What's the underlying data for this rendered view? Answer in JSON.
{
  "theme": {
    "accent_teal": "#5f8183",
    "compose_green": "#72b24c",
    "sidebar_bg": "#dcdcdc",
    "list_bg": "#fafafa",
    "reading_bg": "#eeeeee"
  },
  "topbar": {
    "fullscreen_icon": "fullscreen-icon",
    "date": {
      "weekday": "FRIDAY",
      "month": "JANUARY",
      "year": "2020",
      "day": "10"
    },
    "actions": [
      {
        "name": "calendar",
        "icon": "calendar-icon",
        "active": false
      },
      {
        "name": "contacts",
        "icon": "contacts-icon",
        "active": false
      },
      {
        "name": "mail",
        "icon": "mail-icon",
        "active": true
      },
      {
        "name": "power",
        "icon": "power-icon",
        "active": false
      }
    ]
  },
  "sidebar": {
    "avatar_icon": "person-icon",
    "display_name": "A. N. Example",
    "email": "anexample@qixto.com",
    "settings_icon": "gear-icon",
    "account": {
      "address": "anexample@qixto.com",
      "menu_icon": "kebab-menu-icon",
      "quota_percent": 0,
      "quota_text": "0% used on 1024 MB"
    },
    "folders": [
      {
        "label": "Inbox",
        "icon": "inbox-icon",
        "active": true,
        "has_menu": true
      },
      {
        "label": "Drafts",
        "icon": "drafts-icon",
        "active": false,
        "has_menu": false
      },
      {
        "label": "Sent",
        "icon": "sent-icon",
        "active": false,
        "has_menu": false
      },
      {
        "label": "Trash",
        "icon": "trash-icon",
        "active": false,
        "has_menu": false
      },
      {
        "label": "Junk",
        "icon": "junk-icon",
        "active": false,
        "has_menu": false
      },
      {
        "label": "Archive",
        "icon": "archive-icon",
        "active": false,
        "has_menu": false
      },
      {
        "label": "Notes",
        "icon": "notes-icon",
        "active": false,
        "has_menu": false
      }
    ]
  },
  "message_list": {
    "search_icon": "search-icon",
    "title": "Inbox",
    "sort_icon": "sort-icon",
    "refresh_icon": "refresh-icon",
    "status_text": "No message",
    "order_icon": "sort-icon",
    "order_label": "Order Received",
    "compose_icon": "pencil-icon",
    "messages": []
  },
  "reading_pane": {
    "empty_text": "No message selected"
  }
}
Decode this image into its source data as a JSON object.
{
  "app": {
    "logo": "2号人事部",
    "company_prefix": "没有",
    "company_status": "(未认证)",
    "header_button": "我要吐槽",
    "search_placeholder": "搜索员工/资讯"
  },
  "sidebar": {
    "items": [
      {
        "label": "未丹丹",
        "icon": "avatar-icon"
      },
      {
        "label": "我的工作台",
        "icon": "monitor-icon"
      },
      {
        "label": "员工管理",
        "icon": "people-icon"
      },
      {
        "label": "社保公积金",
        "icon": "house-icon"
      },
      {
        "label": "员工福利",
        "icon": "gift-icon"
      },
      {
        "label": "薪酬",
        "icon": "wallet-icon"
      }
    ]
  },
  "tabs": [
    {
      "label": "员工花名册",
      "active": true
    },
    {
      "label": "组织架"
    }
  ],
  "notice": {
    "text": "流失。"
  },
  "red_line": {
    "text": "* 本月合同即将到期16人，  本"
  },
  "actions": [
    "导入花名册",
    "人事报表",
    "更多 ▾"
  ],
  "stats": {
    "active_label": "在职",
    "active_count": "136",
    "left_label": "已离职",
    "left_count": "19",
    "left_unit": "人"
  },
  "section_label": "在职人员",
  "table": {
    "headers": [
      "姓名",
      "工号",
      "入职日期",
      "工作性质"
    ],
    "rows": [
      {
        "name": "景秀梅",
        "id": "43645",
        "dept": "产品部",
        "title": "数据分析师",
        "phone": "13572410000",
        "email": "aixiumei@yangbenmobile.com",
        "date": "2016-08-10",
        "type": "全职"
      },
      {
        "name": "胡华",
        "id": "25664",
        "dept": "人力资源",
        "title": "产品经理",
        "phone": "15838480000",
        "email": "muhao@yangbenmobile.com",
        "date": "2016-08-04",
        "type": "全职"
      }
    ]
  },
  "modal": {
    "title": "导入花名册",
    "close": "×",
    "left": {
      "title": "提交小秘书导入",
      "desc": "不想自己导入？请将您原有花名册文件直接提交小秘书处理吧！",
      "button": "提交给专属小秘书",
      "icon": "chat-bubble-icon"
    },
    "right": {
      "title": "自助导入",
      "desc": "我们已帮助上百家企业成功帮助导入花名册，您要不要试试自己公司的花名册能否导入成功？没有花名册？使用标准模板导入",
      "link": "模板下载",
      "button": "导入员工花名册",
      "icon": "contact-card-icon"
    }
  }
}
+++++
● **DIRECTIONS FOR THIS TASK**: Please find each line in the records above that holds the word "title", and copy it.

● **TASK RESULT**:
    "title": "Inbox",
        "title": "数据分析师",
        "title": "产品经理",
    "title": "导入花名册",
      "title": "提交小秘书导入",
      "title": "自助导入",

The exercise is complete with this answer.